Walking through the door after my fortnight away was wonderful. Phil and I were giddy with happiness. Overjoyed, excited… and very very relieved that it was finally finished. Complete. Job ticked off. ‘Cause living here, for the past seven years, hasn’t been easy. Unexpectedly and strangely, it’s been difficult. When we collected the keys we were brimming with hope and excitement. We had so many plans. Rooms to be decorated, walls to be knocked down, gardens to be transformed. We thought within a few years it would be a family home, created with love and filled with children. But my illness paused everything. For five years our house remained largely untouched, stuck, on hold. And the longer it remained unchanged, the more sad it seemed that we weren’t able to complete our plans. The bumpy walls and ancient floors became a kind of visual, illuminated, in your face, 24/7, never escape, all-day, every-day reminder of how our lives weren’t what we had planned. So I long ago, fell out of love with our house.
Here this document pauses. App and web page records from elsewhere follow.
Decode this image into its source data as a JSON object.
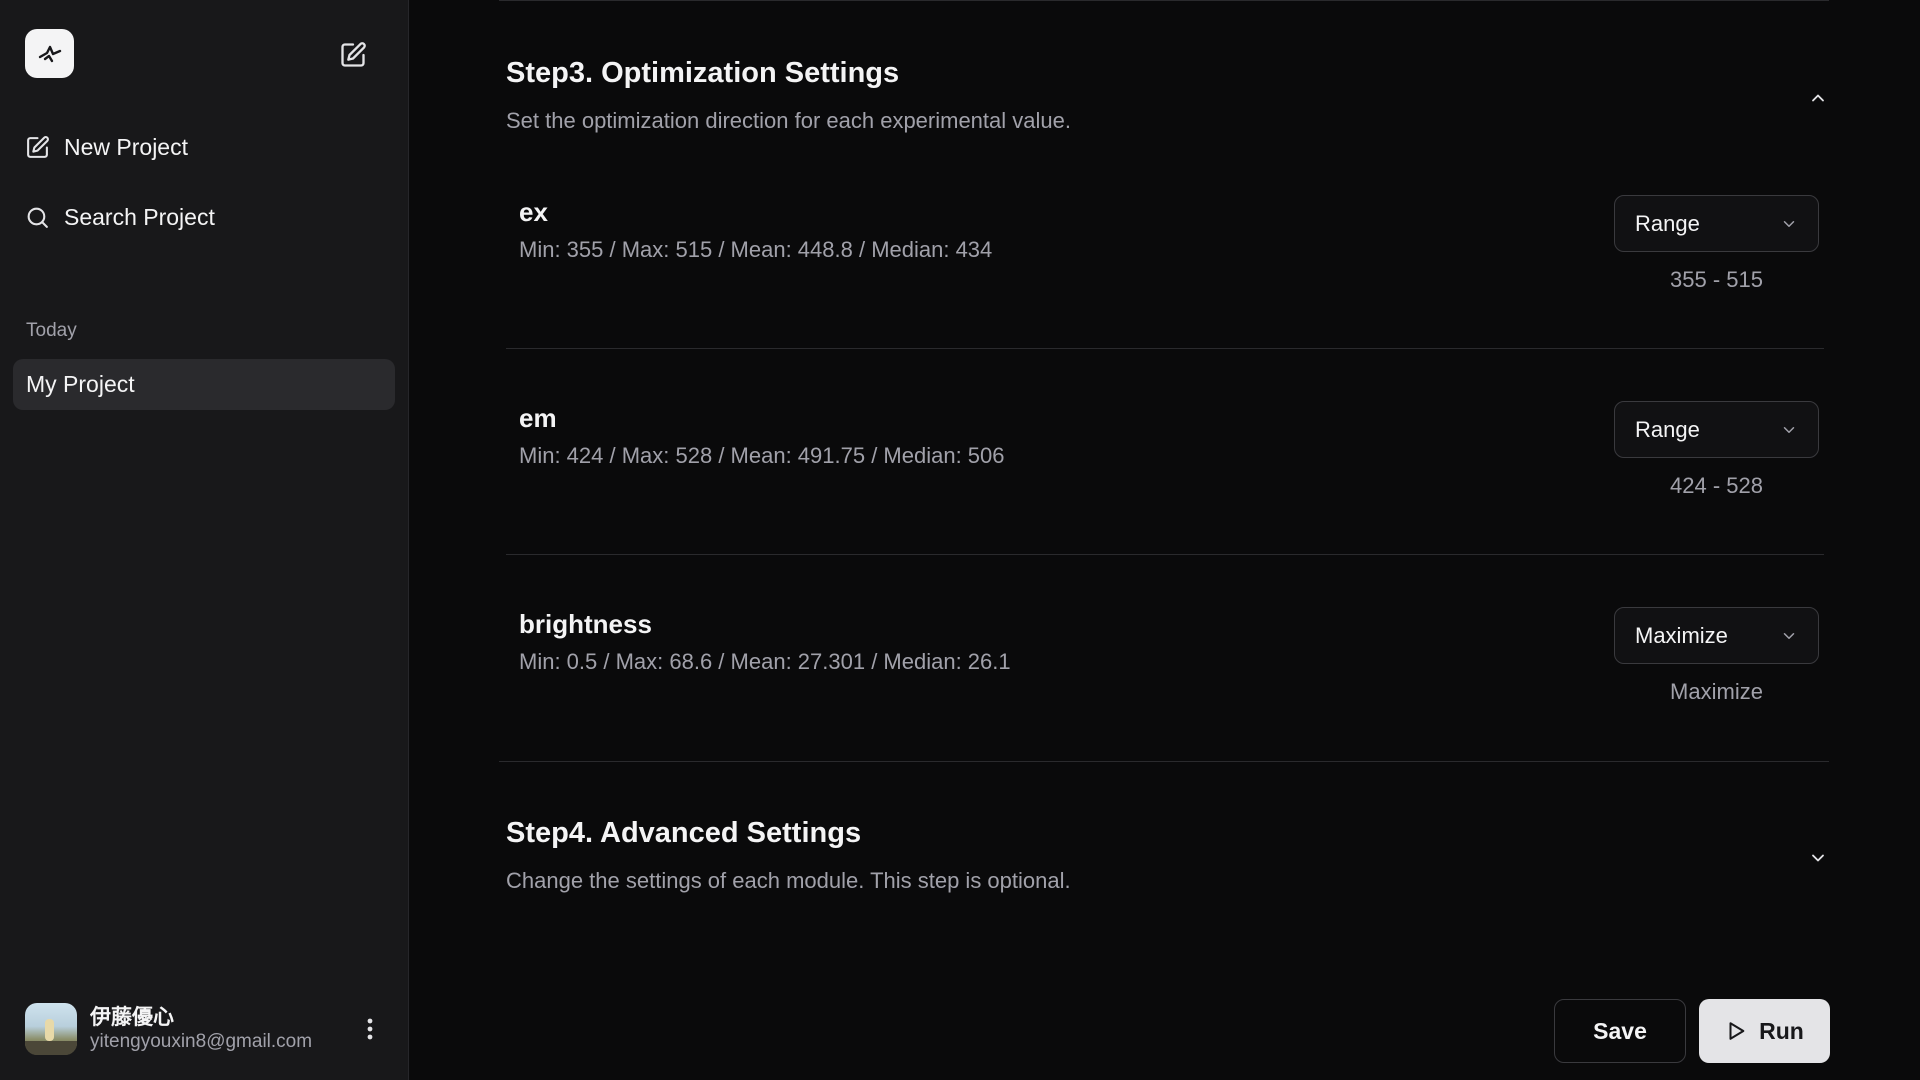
{
  "sidebar": {
    "new_project": "New Project",
    "search_project": "Search Project",
    "section_today": "Today",
    "projects": [
      {
        "label": "My Project",
        "active": true
      }
    ],
    "user": {
      "name": "伊藤優心",
      "email": "yitengyouxin8@gmail.com"
    }
  },
  "main": {
    "step3": {
      "title": "Step3. Optimization Settings",
      "description": "Set the optimization direction for each experimental value.",
      "expanded": true,
      "variables": [
        {
          "name": "ex",
          "stats": "Min: 355 / Max: 515 / Mean: 448.8 / Median: 434",
          "mode": "Range",
          "value_text": "355 - 515"
        },
        {
          "name": "em",
          "stats": "Min: 424 / Max: 528 / Mean: 491.75 / Median: 506",
          "mode": "Range",
          "value_text": "424 - 528"
        },
        {
          "name": "brightness",
          "stats": "Min: 0.5 / Max: 68.6 / Mean: 27.301 / Median: 26.1",
          "mode": "Maximize",
          "value_text": "Maximize"
        }
      ]
    },
    "step4": {
      "title": "Step4. Advanced Settings",
      "description": "Change the settings of each module. This step is optional.",
      "expanded": false
    },
    "actions": {
      "save": "Save",
      "run": "Run"
    }
  },
  "icons": {
    "logo": "logo-icon",
    "compose": "compose-icon",
    "search": "search-icon",
    "chevron_up": "chevron-up-icon",
    "chevron_down": "chevron-down-icon",
    "more": "more-vertical-icon",
    "play": "play-icon"
  },
  "colors": {
    "background": "#0a0a0b",
    "sidebar": "#18181a",
    "active_item": "#2a2a2d",
    "run_button": "#e4e4e7"
  }
}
Furthermore, as my health improved, so too did my desperate want and need for change. In the early days I didn’t notice the tired decor, my mind was full elsewhere. But it increasingly became all I could see. Sitting on my sofa or in my bed or cooking food, I’d notice so much to change. My perfectionist brain would spot every fault, every crack, every stain, every rip, every mark, every threadbare patch, every fade, every outdated and unwanted feature. I wanted them to go, to be mended, to be decorated… but I couldn’t do it myself. I wasn’t well enough to change them. So over the years, the little flame of irritation inside me, grew into a huge fire of frustration. Over-whelming frustration. I’ve screamed “I hate this house” far too many times.
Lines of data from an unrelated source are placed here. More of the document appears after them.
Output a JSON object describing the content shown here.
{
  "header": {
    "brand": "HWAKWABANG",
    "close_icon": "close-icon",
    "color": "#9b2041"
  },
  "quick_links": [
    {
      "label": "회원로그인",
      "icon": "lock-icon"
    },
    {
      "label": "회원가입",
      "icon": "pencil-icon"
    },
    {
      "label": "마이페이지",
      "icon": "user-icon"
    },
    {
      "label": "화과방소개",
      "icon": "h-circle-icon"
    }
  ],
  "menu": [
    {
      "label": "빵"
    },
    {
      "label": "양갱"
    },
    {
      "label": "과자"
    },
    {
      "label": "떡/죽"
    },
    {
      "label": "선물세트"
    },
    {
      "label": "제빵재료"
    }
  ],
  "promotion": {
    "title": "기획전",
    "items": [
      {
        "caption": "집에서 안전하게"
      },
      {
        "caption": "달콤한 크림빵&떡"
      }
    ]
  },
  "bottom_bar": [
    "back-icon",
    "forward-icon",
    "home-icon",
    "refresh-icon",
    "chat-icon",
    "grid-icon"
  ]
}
Moreover, the longer that I had PH, the more the house no longer reflected the people we’d become, or the way we were running our lives. In recent years, we’ve both made a huge effort to create a new life for ourselves alongside my PH. A Phoenix rising from the flames. We’ve found new ways to be happy, made new worlds to love, dreamed up new futures. We’ve moved forward, we’ve moved on. Our philosophy, our outlook, our approach, has all changed. We’re not the same people who bought this property. Therefore it remaining untouched and stalled and paused felt wrong. An inaccurate reflection of us. We’d moved on in every way… except with sorting out our brick box. Yes, living here has been surprisingly hard. But now it’s done. Seven long long years after we bought it, and a very different life later, the final three rooms have been finished. And we think it looks fab. 🙂 Although there are still jobs to be done, pictures to be hung, cupboards to be sorted… the main work is over. Every single room has now been decorated and modernized. Phew. 😀 No, it’s not the house we pictured on the day we collected the keys. But it’s the house for us, right here, right now. It’s not worse, it’s not better… it’s just different. Just like our lives. And we love it. At last our house has become our home.
And if we ever need to make further big changes, I’ll happily move back to my Mum’s. 🙂